Researchers at the University of Hong Kong have pinpointed a molecule that helps to bind the egg and sperm during fertilisation.
The sugar chain molecule called SLeX is found on the coating of the human egg, which binds to an incoming sperm like a lock and key. This enables the sperm to enter the egg to initiate fertilisation.
'When couples have trouble with fertility, we can now check if it's because of a lack of SLeX on the egg,' said Professor William Yeung Shu-biu, an obstetrics and gynaecology professor who collaborated with experts from Imperial College London, the University of Missouri and Academia Sinica in Taiwan.
The study was published in the latest issue of Science.
Over three years, researchers collected 195 unfertilised eggs donated by patients who sought help from Queen Mary Hospital's assisted reproduction programme. These eggs had undergone failed assisted reproduction procedures and were non-living.
They found SLeX on 70 per cent of the egg's surface.
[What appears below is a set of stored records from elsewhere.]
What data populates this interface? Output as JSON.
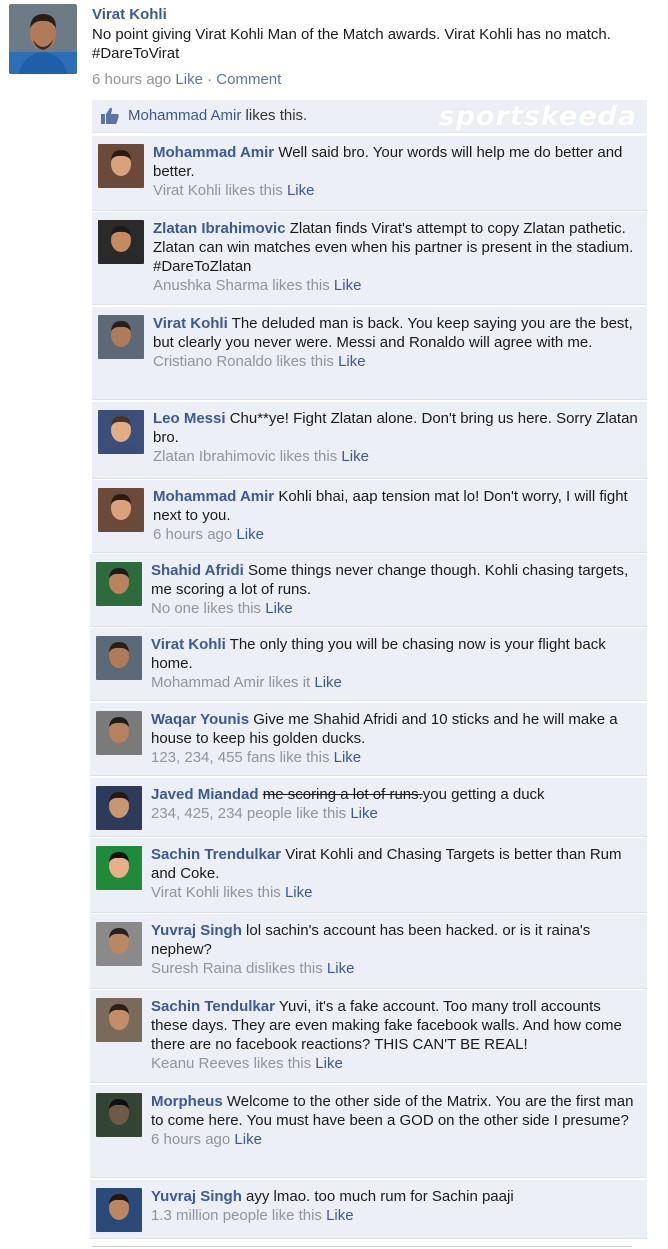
{
  "post": {
    "author": "Virat Kohli",
    "text_line1": "No point giving Virat Kohli Man of the Match awards. Virat Kohli has no match.",
    "text_line2": "#DareToVirat",
    "time": "6 hours ago",
    "like_label": "Like",
    "separator": "·",
    "comment_label": "Comment"
  },
  "likes": {
    "liker": "Mohammad Amir",
    "suffix": " likes this.",
    "watermark": "sportskeeda"
  },
  "colors": {
    "link": "#3b5998",
    "meta_gray": "#90949c",
    "comment_bg": "#eceff5"
  },
  "comments": [
    {
      "name": "Mohammad Amir",
      "text": "Well said bro. Your words will help me do better and better.",
      "meta": "Virat Kohli likes this",
      "action": "Like"
    },
    {
      "name": "Zlatan Ibrahimovic",
      "text": "Zlatan finds Virat's attempt to copy Zlatan pathetic. Zlatan can win matches even when his partner is present in the stadium. #DareToZlatan",
      "meta": "Anushka Sharma likes this",
      "action": "Like"
    },
    {
      "name": "Virat Kohli",
      "text": "The deluded man is back. You keep saying you are the best, but clearly you never were. Messi and Ronaldo will agree with me.",
      "meta": "Cristiano Ronaldo likes this",
      "action": "Like"
    },
    {
      "name": "Leo Messi",
      "text": "Chu**ye! Fight Zlatan alone. Don't bring us here. Sorry Zlatan bro.",
      "meta": "Zlatan Ibrahimovic likes this",
      "action": "Like"
    },
    {
      "name": "Mohammad Amir",
      "text": "Kohli bhai, aap tension mat lo! Don't worry, I will fight next to you.",
      "meta": "6 hours ago",
      "action": "Like"
    },
    {
      "name": "Shahid Afridi",
      "text": "Some things never change though. Kohli chasing targets, me scoring a lot of runs.",
      "meta": "No one likes this",
      "action": "Like"
    },
    {
      "name": "Virat Kohli",
      "text": "The only thing you will be chasing now is your flight back home.",
      "meta": "Mohammad Amir likes it",
      "action": "Like"
    },
    {
      "name": "Waqar Younis",
      "text": "Give me Shahid Afridi and 10 sticks and he will make a house to keep his golden ducks.",
      "meta": "123, 234, 455 fans like this",
      "action": "Like"
    },
    {
      "name": "Javed Miandad",
      "struck": "me scoring a lot of runs.",
      "text": "you getting a duck",
      "meta": "234, 425, 234 people like this",
      "action": "Like"
    },
    {
      "name": "Sachin Trendulkar",
      "text": "Virat Kohli and Chasing Targets is better than Rum and Coke.",
      "meta": "Virat Kohli likes this",
      "action": "Like"
    },
    {
      "name": "Yuvraj Singh",
      "text": "lol sachin's account has been hacked. or is it raina's nephew?",
      "meta": "Suresh Raina dislikes this",
      "action": "Like"
    },
    {
      "name": "Sachin Tendulkar",
      "text": "Yuvi, it's a fake account. Too many troll accounts these days. They are even making fake facebook walls. And how come there are no facebook reactions? THIS CAN'T BE REAL!",
      "meta": "Keanu Reeves likes this",
      "action": "Like"
    },
    {
      "name": "Morpheus",
      "text": "Welcome to the other side of the Matrix. You are the first man to come here. You must have been a GOD on the other side I presume?",
      "meta": "6 hours ago",
      "action": "Like"
    },
    {
      "name": "Yuvraj Singh",
      "text": "ayy lmao. too much rum for Sachin paaji",
      "meta": "1.3 million people like this",
      "action": "Like"
    }
  ]
}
If the molecule's structure was altered, fewer sperm would bind to the egg.
They also discovered that when the egg was surrounded by a layer of SLeX antibodies, the binding of sperm and eggs would be suppressed by 70 to 80 per cent.
Egg fertilisation is divided into three steps - the sperm has to go through the coating of the egg, it undergoes a chemical reaction and loses it tail, before fusion between the sperm and the egg.
There are two main methods in assisted reproduction. The first one is intrauterine insemination or IUI, where the sperm swims towards the egg after being injected into the womb; the second is in vitro fertilisation, or IVF, where an egg is taken out of the body and sperm is injected directly into the egg, skipping the first step of fertilisation. The fertilised egg is then put back into the womb.
Yeung said while there was not yet evidence that the lack of SLeX was the cause of infertility, their discovery might allow doctors to determine affected men earlier.
'In the future, when doctors discover a problem with SLeX receptors on sperm, they can refer that patient directly to IVF and skip IUI,' he said.
Researchers expect the discovery to be put into clinical use in two years.
The same principle could be applied to contraception, he said. When the function of SLeX was inhibited, it could suppress the sperm from binding to the egg by 70 to 80 per cent. But more work needed to be done to get a 100 per cent blockage.
The number of assisted reproduction procedures at Queen Mary Hospital last year. About 40 per cent of them were IVF